• Entries from a dataset of interfaces:
"""

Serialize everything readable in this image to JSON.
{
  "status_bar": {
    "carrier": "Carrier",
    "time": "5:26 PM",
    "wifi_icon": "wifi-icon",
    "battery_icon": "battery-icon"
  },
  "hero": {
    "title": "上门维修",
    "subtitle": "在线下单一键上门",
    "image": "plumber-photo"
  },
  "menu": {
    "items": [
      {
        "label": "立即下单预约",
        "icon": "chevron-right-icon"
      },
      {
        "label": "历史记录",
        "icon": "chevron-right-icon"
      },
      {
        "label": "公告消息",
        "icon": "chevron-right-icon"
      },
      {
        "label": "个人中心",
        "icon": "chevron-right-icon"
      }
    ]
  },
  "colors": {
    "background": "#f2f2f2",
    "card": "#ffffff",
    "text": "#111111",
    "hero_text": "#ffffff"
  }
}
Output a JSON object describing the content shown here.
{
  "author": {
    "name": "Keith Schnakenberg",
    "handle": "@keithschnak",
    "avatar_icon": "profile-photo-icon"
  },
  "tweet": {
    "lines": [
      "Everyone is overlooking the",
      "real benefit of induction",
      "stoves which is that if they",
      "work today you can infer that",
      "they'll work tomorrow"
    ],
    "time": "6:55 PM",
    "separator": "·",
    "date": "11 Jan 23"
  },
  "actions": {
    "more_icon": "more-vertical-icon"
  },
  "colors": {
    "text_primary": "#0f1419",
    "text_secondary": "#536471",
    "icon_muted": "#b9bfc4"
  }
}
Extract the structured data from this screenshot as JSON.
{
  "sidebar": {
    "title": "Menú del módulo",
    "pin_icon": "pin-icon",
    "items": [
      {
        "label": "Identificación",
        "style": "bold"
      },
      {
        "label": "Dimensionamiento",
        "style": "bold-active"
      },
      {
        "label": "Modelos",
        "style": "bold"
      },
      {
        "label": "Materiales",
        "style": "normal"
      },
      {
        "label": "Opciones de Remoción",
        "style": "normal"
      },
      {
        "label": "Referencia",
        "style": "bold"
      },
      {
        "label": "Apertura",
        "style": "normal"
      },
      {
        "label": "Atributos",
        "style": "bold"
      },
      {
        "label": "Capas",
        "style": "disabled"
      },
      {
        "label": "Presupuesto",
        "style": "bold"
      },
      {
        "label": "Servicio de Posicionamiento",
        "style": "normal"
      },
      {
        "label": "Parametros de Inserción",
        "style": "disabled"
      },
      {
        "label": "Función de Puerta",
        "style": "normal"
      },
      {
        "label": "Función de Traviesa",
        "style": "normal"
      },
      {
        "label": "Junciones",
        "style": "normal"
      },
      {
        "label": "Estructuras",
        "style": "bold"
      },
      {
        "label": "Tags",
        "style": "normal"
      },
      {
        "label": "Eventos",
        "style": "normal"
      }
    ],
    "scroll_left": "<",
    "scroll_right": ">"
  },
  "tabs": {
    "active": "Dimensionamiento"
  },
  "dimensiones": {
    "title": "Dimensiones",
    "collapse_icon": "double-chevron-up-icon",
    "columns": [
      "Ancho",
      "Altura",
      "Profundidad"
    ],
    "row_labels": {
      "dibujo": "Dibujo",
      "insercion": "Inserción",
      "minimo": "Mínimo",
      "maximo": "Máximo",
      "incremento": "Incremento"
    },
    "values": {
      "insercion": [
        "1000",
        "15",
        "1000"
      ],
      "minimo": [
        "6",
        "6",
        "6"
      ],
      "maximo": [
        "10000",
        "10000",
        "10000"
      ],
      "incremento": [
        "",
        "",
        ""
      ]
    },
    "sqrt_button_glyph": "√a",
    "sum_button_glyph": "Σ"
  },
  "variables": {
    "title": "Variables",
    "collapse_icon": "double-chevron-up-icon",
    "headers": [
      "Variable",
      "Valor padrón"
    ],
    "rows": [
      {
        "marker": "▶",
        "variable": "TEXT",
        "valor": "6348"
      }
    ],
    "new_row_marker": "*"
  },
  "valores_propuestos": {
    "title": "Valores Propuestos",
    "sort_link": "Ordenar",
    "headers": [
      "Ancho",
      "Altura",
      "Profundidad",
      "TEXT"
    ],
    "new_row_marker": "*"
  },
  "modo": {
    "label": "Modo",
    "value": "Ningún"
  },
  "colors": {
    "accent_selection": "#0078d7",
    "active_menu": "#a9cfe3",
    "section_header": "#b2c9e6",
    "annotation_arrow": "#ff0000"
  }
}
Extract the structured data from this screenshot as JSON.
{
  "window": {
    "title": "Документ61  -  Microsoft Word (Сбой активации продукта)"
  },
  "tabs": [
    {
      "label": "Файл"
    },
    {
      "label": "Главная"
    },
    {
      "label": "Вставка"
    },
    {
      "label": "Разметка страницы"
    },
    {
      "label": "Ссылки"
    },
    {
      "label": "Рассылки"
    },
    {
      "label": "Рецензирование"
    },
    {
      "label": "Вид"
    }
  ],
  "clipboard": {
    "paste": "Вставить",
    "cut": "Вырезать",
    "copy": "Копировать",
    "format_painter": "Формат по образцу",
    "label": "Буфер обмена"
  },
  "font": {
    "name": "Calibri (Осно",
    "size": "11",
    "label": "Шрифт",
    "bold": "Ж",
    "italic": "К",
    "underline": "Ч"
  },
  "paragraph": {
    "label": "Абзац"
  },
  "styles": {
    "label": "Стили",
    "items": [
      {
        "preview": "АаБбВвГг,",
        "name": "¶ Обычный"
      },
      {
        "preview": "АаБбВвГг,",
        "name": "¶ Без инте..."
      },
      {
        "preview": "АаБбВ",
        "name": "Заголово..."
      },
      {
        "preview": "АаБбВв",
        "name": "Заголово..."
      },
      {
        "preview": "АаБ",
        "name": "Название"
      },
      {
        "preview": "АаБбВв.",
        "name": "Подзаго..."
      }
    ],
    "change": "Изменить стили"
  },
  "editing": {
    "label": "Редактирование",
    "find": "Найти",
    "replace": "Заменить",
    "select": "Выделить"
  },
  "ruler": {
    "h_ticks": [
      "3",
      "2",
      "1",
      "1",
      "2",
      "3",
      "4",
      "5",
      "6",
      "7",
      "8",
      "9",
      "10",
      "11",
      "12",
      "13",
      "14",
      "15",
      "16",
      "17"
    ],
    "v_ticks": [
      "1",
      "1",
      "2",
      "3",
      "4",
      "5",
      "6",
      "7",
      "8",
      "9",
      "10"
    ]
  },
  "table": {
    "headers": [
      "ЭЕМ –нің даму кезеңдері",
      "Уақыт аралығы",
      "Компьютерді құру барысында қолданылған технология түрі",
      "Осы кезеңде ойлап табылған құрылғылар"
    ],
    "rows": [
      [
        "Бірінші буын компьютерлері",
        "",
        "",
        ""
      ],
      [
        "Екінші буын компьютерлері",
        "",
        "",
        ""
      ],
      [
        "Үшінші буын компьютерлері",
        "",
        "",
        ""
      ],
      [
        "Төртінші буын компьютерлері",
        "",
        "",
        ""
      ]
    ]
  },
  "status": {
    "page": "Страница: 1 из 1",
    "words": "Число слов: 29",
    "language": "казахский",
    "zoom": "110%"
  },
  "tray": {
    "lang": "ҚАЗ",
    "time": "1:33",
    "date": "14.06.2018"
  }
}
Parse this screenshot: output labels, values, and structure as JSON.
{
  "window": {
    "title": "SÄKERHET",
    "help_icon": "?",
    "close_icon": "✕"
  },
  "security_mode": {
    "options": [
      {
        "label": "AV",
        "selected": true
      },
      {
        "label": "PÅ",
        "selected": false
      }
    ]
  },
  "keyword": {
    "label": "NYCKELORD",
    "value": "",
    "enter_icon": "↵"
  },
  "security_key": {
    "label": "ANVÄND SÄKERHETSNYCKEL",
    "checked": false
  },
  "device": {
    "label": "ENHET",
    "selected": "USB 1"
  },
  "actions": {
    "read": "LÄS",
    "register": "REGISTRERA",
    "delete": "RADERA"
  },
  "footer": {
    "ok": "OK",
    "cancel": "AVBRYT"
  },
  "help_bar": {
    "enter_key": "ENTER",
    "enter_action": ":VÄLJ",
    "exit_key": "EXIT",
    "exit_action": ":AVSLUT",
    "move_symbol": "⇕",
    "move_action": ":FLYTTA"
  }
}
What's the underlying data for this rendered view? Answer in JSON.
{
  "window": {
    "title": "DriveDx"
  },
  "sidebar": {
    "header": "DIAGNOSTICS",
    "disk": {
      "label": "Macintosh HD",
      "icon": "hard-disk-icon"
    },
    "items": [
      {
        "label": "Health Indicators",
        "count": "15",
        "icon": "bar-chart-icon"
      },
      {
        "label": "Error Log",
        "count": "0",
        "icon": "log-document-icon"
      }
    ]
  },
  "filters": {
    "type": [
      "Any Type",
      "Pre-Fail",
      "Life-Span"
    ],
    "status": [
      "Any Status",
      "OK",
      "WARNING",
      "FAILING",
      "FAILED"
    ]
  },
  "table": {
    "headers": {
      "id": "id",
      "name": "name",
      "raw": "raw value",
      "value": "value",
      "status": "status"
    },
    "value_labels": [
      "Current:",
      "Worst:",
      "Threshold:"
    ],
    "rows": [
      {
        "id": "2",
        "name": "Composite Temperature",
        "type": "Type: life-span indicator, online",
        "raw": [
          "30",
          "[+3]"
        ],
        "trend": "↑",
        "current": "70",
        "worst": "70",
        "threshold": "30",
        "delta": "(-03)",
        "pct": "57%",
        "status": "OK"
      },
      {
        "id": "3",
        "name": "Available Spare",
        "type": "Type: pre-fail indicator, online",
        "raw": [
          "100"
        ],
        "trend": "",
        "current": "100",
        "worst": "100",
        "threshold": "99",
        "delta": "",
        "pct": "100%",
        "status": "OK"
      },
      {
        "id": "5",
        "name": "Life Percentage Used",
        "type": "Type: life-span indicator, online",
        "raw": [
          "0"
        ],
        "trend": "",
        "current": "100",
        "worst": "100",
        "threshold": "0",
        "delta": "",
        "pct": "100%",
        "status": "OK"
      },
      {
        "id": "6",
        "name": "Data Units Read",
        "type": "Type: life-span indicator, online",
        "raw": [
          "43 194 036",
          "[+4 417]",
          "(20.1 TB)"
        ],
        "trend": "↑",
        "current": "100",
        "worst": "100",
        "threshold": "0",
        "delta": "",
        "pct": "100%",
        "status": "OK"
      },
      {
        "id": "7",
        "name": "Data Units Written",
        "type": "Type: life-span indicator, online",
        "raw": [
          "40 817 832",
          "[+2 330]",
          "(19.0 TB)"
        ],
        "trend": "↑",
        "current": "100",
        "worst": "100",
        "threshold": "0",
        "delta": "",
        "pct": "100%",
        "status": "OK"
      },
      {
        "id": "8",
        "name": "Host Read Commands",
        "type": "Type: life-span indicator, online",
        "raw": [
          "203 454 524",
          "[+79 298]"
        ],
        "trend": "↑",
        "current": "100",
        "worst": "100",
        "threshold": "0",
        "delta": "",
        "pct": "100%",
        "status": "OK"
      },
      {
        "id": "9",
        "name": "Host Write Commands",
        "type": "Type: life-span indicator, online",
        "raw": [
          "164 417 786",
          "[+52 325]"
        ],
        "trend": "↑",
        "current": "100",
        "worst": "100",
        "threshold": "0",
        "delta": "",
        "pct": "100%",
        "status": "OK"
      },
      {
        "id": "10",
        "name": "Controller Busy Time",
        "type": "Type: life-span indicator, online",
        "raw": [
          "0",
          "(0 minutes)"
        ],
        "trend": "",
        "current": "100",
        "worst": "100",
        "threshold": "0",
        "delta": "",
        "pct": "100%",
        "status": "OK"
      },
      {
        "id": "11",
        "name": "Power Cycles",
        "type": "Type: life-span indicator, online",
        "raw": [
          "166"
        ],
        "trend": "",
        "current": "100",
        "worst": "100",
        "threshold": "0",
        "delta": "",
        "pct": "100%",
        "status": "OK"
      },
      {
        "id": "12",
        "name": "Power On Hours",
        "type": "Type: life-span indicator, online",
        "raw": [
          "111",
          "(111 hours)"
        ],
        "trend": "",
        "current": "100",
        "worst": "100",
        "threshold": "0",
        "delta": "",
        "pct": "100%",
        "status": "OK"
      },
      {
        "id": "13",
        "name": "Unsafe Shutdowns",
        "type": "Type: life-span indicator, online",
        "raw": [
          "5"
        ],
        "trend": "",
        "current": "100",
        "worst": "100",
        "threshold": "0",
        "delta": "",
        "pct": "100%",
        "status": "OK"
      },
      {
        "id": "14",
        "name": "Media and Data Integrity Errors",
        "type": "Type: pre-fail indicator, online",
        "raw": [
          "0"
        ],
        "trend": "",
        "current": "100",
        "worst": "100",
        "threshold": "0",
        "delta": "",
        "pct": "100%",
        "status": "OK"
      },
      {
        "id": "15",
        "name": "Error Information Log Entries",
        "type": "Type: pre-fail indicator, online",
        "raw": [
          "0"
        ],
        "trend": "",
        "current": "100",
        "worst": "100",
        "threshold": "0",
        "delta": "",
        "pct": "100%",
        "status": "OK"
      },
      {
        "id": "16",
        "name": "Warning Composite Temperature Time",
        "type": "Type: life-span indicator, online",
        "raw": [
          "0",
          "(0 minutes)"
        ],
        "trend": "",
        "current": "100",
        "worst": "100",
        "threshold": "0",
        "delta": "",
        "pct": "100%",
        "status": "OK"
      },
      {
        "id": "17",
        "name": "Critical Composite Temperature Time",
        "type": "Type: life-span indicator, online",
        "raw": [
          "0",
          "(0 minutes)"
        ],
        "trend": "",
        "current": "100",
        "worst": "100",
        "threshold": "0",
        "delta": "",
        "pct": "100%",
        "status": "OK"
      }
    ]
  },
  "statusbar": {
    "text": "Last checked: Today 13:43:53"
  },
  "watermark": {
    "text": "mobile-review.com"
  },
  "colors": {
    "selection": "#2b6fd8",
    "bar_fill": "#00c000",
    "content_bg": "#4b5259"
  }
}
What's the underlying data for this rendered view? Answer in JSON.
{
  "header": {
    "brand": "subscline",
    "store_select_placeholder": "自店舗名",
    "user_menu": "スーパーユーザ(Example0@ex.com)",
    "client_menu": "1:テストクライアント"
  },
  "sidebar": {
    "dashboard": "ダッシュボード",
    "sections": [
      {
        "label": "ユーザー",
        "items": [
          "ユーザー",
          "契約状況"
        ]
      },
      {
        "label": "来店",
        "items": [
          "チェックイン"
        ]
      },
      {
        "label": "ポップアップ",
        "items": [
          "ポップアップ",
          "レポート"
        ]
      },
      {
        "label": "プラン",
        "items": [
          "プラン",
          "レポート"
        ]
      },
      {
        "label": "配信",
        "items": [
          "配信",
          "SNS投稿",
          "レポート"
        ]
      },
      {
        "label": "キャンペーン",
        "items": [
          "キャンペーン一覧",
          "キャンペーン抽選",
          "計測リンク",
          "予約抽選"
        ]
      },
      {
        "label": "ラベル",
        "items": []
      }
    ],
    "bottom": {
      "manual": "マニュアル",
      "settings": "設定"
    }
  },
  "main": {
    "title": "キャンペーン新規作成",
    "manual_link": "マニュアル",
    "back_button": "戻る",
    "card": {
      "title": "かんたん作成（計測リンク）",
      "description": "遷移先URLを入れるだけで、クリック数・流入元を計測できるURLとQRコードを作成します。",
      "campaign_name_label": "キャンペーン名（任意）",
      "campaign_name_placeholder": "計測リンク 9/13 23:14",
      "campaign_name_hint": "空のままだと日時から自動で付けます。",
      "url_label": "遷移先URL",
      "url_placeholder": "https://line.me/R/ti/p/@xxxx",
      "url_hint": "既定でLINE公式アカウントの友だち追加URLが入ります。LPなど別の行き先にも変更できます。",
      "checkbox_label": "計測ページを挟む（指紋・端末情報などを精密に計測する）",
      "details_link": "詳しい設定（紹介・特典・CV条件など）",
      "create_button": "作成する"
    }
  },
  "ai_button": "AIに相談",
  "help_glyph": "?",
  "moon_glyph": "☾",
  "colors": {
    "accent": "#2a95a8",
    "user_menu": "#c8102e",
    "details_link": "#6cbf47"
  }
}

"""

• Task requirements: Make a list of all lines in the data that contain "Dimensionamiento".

• Task response:
        "label": "Dimensionamiento",
    "active": "Dimensionamiento"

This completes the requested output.